New deputy police commissioner has 'no unfair advantage' in election to replace his boss

May 22 2020
New deputy police commissioner has 'no unfair advantage' in election to replace his boss

THE police commissioner’s second-in-command insists his new role will not give him an unfair advantage in next year’s race to replace her.

After eight years without a deputy, Avon and Somerset’s Sue Mountstevens drafted in John Smith, her office’s former chief executive, to help her cope with the expanded workload created by the lockdown.

She was due to stand down this month and he hoped to replace her but the coronavirus crisis forced them both to put their plans on hold until next May.

I’m still planning to stand as police and crime commissioner,” Mr Smith told the Local Democracy Reporting Service. “I’m not really thinking about that at the moment.

There’s a lot to do. The focus for the calendar year is on this job. In the new year I will announce my plans.

I don’t think this role gives me an edge. About half the PCCs across the country have deputies.

Quite a few have tried to become PCC – some have been successful and others haven’t.

There’s no guarantee or advantage.”

Mr Smith has been in the £39,000-a-year part-time role for the last month. This week Ms Mountstevens has been taking a break so he has filled in on the criminal justice board to discuss restarting crown court trials, and spoke to chief constable Andy Marsh on the force’s regular Facebook Live videos.

He has also spoken to council leaders. Whereas the PCC would normally contact them quarterly, those meetings are now happening every week.

One of the key concerns recently has been the influx of visitors to Weston-super-Mare.

There are real concerns from people living at beauty spots that there are too many people coming,” said Mr Smith.

Everyone is going to want to go outside this weekend.

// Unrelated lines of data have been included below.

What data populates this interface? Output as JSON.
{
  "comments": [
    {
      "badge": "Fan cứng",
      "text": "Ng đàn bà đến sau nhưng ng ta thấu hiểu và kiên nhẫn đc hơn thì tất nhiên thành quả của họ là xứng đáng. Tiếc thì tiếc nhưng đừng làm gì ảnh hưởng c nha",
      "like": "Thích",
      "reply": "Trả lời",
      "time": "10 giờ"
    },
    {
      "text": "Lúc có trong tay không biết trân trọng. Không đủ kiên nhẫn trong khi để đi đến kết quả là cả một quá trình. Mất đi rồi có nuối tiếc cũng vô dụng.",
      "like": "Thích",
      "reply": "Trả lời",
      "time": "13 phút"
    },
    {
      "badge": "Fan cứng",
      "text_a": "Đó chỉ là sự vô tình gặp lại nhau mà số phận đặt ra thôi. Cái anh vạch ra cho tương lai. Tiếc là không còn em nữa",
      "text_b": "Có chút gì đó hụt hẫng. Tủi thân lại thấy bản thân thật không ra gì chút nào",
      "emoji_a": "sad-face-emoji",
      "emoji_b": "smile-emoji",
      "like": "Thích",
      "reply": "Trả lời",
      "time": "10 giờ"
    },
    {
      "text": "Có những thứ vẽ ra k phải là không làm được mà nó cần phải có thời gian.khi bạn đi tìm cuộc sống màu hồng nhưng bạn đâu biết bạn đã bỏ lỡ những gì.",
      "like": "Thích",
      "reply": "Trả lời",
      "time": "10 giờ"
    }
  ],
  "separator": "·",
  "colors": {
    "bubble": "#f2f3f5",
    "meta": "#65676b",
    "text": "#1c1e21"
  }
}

People need to think about where they are going. It’s likely to be very busy.

I wouldn’t want to take my family somewhere I’d struggle to follow the social distancing guidelines.

The enforcement rules have changed. Police are now focused on who people are out with, whereas before it was why they were out. The focus is on trying to stop the virus spreading between households.

We’re trying to emphasise the message of taking responsibility.”

Speaking during the Facebook Live video on May 21, Mr Marsh said: “Some people are desperate to go out. Some are very concerned and frightened.

We need to take a line that brings them together.

People are allowed to go out. They are encouraged to respect the two-metre social distance.

They aren’t allowed to gather three or more from different households.

If people are out and social distancing, that’s good.”

Mr Smith added: “Sue and the chief want to come out of this crisis with an even stronger relationship with the public. There’s a lot of community support. It would be great if we could build on that.”

One of his key aims in his new role is in reducing reoffending.

Fifty per cent of people in Bristol Prison don’t have anywhere to live – that’s not good enough,” said Mr Smith. “The chances of them coming back into prison are very high.

Accommodation isn’t enough in itself. Training and employment are significant, as are mental health and drug and alcohol support.

Providing that support is the best way to reduce reoffending.”

Mr Smith also wants to see the backlog of cases in the criminal justice system reduced.

The courts have been extremely badly affected by the lockdown,” he said. “We’ve had the first crown court trial in Bristol this week.

There would normally be 12 courtrooms open in Bristol but now there are two across the whole region.

They need the technology and the capacity to work differently.”

Speaking during the Facebook Live, Mr Marsh said he did not think there were adequate plans in place to deal with the backlog.

Mr Smith said he is happy to meet any groups to discuss their concerns. Anyone interested should get in contact through the PCC website.

By Stephen Sumner, Local Democracy Reporting Service